the Week of Proper 20 / Ordinary 25
Cyclopedia of Biblical, Theological and Ecclesiastical Literature
(usually אִ Š, aph, ὀργή ), the emotion of instant displeasure, which arises from the feeling of injury done, or the discovery of injury intended, or, in many cases, from the discovery of the omission of good offices to which we supposed ourselves entitled; or, it is simply the emotion of displeasure itself, independent of its cause or its consequences. "Like most other emotions, it is accompanied by effects on the body, and in this case they are of a very marked kind. The arterial blood-vessels are highly excited; the pulse, during the paroxysm, is strong and hard, the face becomes red and swollen, the brow wrinkled, the eyes protrude, the whole body is put into commotion. The secretion of bile is excessive, and it seems to assume a morbid consistency. In cases of violent passion, and especially in nervous persons, this excitement of the organs soon passes to the other extreme of depression; generally, this does not take place till the anger has subsided, when there follows a period of general relaxation. The original tendency to anger differs much in individuals according to temperament; but frequent giving way to it begets a habit, and increases the natural tendency. From the nature of anger, it is easy to see that it must be — often at least — prejudicial to health. It frequently gives rise to bile, fever, inflammation of the liver, heart, or brain, or even to mania. These effects follow immediately a fit of the passion; other evil effects come on, after a time, as the consequence of repeated paroxysms, such as paralysis, jaundice, consumption, and nervous fever. The milk of a mother or nurse in a fit of passion will cause convulsions in the child that sucks; it has been known even to occasion instant death, like a strong poison. The controlling of anger is a part of moral discipline. In a rudimentary state of society, its active exercise would seem to be a necessity; by imposing some restraint on the selfish aggressions of one individual upon another, it renders the beginnings of social co-operation and intercourse possible. This is its use, or, as it is sometimes called, its final cause. But the more social intercourse comes to be regulated by customs and laws, the less need is there for the vindictive expression of anger. It seems an error, however, to suppose that the emotion ever will beor that it ought to be extirpated. Laws themselves lose their efficacy when they have not this feeling for a background; and it remains as a last resource for man, when society — as it does every now and then — resolves itself into its elements. Even in the most artificial and refined states of society, those minor moralities on which half the happiness of social intercourse depends, are imposed upon the selfish, in great measure, by that latent fund of anger which every man is known to carry about with him." — Chambers, Encyclopxdia, s.v.

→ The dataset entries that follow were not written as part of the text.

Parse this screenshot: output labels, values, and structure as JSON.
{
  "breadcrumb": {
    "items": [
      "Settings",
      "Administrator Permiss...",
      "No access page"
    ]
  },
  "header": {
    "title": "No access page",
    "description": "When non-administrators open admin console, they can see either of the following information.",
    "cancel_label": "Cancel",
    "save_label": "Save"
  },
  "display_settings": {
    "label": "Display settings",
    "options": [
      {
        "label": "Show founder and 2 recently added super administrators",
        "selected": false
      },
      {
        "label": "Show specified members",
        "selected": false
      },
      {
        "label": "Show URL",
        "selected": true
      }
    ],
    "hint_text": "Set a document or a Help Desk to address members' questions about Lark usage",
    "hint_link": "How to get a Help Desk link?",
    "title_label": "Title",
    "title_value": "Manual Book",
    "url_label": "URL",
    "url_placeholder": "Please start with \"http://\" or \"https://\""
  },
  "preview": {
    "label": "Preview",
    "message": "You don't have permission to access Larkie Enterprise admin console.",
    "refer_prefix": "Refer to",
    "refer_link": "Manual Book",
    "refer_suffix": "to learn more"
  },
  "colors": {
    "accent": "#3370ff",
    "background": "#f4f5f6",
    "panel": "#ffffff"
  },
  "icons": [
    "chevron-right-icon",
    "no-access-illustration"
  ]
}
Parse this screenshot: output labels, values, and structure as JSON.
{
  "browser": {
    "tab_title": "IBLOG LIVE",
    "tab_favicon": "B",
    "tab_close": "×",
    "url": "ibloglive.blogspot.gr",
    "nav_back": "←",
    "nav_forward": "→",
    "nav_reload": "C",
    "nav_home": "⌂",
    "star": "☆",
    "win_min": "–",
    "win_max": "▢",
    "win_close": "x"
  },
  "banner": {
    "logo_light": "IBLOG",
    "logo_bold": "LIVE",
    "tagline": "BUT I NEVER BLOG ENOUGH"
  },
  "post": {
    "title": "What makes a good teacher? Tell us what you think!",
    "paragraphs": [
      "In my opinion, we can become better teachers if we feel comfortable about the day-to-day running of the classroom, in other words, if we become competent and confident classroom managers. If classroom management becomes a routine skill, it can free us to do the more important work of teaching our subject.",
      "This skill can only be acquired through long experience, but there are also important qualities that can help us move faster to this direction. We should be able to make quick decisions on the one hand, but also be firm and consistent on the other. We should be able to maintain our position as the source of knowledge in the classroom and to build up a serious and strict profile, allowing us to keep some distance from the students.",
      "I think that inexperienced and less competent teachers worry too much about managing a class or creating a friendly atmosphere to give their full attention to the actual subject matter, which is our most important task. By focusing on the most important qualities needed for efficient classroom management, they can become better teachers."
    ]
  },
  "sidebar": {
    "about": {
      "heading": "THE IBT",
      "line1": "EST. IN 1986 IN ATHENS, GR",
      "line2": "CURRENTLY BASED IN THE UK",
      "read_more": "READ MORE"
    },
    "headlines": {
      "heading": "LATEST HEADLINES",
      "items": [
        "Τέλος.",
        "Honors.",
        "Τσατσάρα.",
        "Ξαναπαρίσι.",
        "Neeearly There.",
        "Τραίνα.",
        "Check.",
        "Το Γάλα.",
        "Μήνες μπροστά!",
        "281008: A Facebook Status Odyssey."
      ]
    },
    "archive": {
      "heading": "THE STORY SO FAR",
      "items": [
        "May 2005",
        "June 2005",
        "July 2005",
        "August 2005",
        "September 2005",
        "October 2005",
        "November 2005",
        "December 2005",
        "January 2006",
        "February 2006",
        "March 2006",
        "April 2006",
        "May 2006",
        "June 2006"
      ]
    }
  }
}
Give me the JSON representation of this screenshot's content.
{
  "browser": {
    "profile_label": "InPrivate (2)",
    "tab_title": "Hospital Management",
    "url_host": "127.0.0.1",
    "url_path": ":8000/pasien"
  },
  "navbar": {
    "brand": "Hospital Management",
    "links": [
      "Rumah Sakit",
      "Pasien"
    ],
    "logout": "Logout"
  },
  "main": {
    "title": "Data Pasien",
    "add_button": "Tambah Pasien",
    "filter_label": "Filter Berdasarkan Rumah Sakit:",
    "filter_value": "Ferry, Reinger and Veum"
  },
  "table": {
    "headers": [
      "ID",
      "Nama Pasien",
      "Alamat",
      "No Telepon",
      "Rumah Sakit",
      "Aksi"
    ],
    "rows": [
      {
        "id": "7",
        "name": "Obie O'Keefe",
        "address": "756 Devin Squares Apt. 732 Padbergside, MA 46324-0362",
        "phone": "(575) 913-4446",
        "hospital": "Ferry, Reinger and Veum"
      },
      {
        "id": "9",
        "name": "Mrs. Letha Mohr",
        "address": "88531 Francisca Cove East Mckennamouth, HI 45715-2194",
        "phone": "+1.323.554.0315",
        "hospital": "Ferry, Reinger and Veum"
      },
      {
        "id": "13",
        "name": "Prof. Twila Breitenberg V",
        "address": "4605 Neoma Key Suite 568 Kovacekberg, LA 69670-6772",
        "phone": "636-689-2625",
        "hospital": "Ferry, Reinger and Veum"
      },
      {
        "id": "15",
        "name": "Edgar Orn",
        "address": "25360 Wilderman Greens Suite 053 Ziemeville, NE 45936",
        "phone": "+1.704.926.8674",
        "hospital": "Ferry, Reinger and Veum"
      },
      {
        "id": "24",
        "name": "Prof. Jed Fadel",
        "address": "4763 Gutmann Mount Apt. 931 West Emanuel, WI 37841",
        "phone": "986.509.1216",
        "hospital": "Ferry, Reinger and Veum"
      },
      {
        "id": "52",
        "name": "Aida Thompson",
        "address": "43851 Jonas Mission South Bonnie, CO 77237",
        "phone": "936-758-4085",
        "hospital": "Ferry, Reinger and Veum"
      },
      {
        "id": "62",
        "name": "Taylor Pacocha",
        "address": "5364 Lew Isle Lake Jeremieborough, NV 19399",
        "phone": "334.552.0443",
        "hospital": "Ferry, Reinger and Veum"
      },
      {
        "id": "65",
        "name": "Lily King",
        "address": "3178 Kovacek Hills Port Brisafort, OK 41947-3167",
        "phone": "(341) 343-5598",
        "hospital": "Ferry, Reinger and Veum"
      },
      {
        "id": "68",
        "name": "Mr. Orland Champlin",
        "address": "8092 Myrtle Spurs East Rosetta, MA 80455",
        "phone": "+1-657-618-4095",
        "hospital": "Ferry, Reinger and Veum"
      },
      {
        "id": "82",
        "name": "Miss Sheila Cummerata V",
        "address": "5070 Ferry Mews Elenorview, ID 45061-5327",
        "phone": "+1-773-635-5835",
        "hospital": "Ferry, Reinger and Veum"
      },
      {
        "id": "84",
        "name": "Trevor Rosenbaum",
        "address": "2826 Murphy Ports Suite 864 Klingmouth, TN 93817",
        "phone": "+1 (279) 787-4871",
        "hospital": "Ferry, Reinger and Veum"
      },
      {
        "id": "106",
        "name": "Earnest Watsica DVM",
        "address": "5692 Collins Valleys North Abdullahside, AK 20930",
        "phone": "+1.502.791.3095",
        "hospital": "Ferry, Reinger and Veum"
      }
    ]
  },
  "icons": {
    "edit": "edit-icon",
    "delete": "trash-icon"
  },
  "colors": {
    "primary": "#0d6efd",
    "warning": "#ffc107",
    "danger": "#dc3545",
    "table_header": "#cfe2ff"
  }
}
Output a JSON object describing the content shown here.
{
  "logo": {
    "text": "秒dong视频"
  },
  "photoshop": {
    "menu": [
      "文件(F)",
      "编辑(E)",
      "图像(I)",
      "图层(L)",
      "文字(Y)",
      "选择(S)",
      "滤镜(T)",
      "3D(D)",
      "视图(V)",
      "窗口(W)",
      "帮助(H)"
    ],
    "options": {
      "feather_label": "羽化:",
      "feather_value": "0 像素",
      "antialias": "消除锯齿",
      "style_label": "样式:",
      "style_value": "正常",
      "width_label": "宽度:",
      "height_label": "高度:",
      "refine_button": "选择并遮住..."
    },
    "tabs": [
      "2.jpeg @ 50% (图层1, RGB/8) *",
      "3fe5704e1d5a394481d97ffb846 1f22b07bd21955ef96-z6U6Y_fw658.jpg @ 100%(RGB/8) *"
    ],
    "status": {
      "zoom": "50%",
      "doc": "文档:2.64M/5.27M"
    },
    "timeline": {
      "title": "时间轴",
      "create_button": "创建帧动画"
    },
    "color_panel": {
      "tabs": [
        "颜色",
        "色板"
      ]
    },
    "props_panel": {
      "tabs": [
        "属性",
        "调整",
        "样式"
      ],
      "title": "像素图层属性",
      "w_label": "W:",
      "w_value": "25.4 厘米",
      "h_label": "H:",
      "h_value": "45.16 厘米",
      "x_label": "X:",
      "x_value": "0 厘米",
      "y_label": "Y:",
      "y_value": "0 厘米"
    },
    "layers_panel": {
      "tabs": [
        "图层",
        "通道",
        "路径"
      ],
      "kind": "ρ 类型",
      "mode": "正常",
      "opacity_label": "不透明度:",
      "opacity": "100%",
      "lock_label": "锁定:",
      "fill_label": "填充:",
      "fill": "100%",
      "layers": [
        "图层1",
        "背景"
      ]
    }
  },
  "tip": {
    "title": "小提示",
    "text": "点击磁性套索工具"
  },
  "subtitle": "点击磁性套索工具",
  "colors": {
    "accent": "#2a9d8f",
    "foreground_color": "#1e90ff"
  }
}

Anger is not evil per se. The mind is formed to be angry as well as to love. Both are original susceptiIilities of our nature. If anger were in itself sinful, how could God himself be angry? How could He, who was separate from sin and sinners, have looked round upon men with anger? An essentially immoral character cannot attach to it if it be the mere emotion of displeasure on the infliction of any evil upon us. Anger may be sinful, when it arises too soon, without reflection, when the injury which awakens it is only apparent, and was designed to do good. The disposition which becomes speedily angry we call passionate. When it is disproportionate to the offense; when it is transferred from the guilty to the innocent; when it is too long protracted; it then becomes revengeful (Ephesians 4:26; Matthew 5:22; Colossians 3:8). When anger, hatred, wrath, are ascribed to God, they denote his holy and just displeasure with sin and sinners. In him they are principles arising out of his holy and just nature, and are, therefore, steady and uniform, and more terrible than if mere emotions or passions. See Paley, Mor. Fhil. ch. 7, vol. 1; Secker, Sermons, serm. 28; Fawcett, Essay on Anger; Seed, Posth. Serm. 11; Buck, Dict. s.v.
These files are public domain.
McClintock, John. Strong, James. Entry for 'Anger'. Cyclopedia of Biblical, Theological and Ecclesiastical Literature. https://www.studylight.org/​encyclopedias/​eng/​tce/​a/anger.html. Harper & Brothers. New York. 1870.